“As you know, one of the biggest issues facing the development of new nuclear power reactors is cost—a new plant requires an investment of $5 billion to $7 billion up front. I worked to make sure that the Title 17 loan guarantee program, the federal mechanism the industry needs to develop new plants, stayed funded at $18.5 billion in the Fiscal 2009 Omnibus. I also want to make sure that that program is workable, so I have supported and contributed to the amendment that will be offered by Chairman Emeritus Dingell at the markup of the energy legislation.
“That amendment will add a nuclear title to the legislation, so let me explain some of its components. First, in changing the Title 17 loan guarantee program, the nuclear title makes clear that a final term sheet from the Secretary of Energy constitutes a binding commitment. That will allow energy projects to obtain the non-federal financing they need with surety that the federal government will proceed. The title also makes a long-overdue change affecting labor, which the nuclear industry should be commended for supporting: it adds Davis-Bacon prevailing wage protections to the Title 17 program. When the federal government helps fund new energy projects, it is only right that we ensure that the workers building them get fair wages.
“The amendment offered by Chairman Dingell would also create a new Clean Energy Deployment Administration at DOE. This provision has broad support among Democrats of many different political views and from many different regions, from Chairman Dingell, to Rep. Inslee, to Majority Whip Clyburn, to myself. The Clean Energy Deployment Administration, with members appointed by the President and confirmed by the Senate, would provide financing to a wide range of energy technologies, including nuclear projects.
“The idea of a new funding mechanism for energy projects, in the form of an Energy Bank, is being debated in committee on both sides of Congress, and I’m glad it is. But I also want to stress that it should not immediately displace existing programs. For those who have waited patiently in line for Title 17 loan guarantees, it would be unfair to now go to the back of the line.

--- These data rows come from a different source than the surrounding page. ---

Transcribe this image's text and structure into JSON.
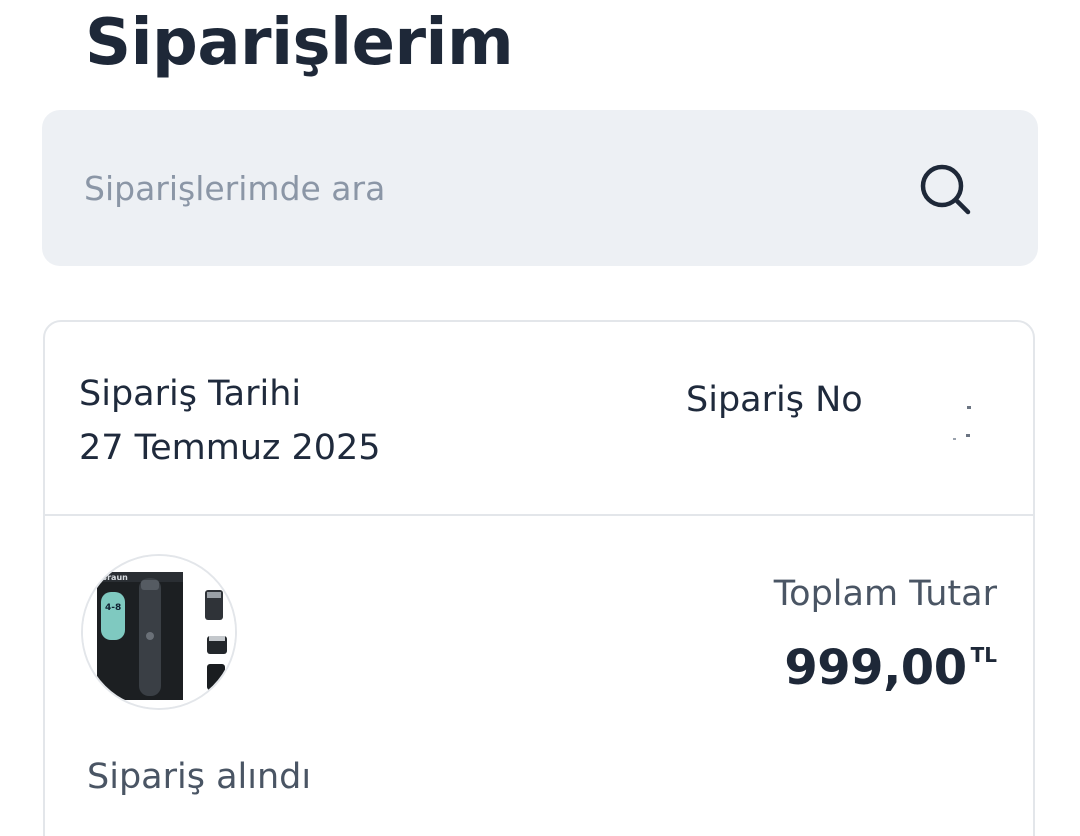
{
  "page": {
    "title": "Siparişlerim"
  },
  "search": {
    "placeholder": "Siparişlerimde ara",
    "value": "",
    "icon": "search-icon"
  },
  "order": {
    "date_label": "Sipariş Tarihi",
    "date_value": "27 Temmuz 2025",
    "order_no_label": "Sipariş No",
    "total_label": "Toplam Tutar",
    "total_value": "999,00",
    "currency": "TL",
    "status": "Sipariş alındı",
    "product_image": "hair-trimmer-kit-image"
  },
  "colors": {
    "title": "#1e2838",
    "search_bg": "#edf0f4",
    "placeholder": "#8b96a6",
    "border": "#e3e6ea",
    "muted_text": "#4a5564"
  }
}
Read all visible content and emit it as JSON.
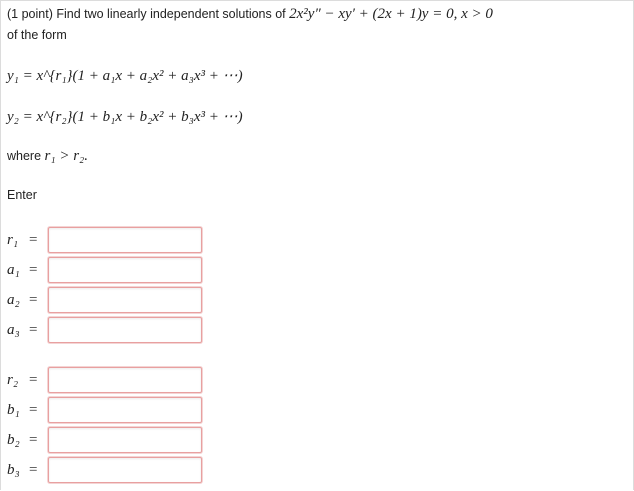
{
  "problem": {
    "points": "(1 point)",
    "prompt_text": "Find two linearly independent solutions of",
    "ode": "2x²y″ − xy′ + (2x + 1)y = 0,  x > 0",
    "of_the_form": "of the form",
    "y1_form": "y₁ = x^{r₁}(1 + a₁x + a₂x² + a₃x³ + ⋯)",
    "y2_form": "y₂ = x^{r₂}(1 + b₁x + b₂x² + b₃x³ + ⋯)",
    "where_text": "where",
    "where_condition": "r₁ > r₂.",
    "enter_label": "Enter"
  },
  "fields": [
    {
      "label": "r₁",
      "value": ""
    },
    {
      "label": "a₁",
      "value": ""
    },
    {
      "label": "a₂",
      "value": ""
    },
    {
      "label": "a₃",
      "value": ""
    },
    {
      "label": "r₂",
      "value": ""
    },
    {
      "label": "b₁",
      "value": ""
    },
    {
      "label": "b₂",
      "value": ""
    },
    {
      "label": "b₃",
      "value": ""
    }
  ],
  "equals_sign": "=",
  "colors": {
    "input_border": "#e8a0a0",
    "text": "#222222"
  }
}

“Financing, though, is not the only long-term nuclear issue. There’s the issue of industrial infrastructure—making sure we have the steel forging capacity to build nuclear plants as quickly as possible, with American workers. There’s the issue of labor. Again, I want to commend the nuclear industry for being so labor-friendly—not just for arguing for the incorporation of Davis-Bacon wage protections in Title 17, but also for building new plants under project labor agreements. When it comes to providing good-paying jobs for American workers, you are one of our economy’s leading sectors—and I hope other utilities will follow your lead.
“Finally, of course, there’s the issue of waste. Although waste storage at Yucca Mountain is in serious doubt, the issue of nuclear waste is not going away; it deserves serious, bicameral talks, and possibly even a national commission. As long as nuclear power remains an important part of our national energy portfolio, nuclear waste will be a national issue—and the House will have an important role to play in the debate.
“I told you when I began that nuclear power is part of the solution. I say ‘part’ because there is no one single solution to America’s energy needs. We cannot, and we must not, put all of our energy eggs in a single basket. What I believe in, and what I will continue to advocate, is a policy of balance: from renewables to coal with carbon capture, from investment in energy efficiency to investment in nuclear energy. I will keep arguing that nuclear power has a vital place in that mix, and that it deserves our government’s support.”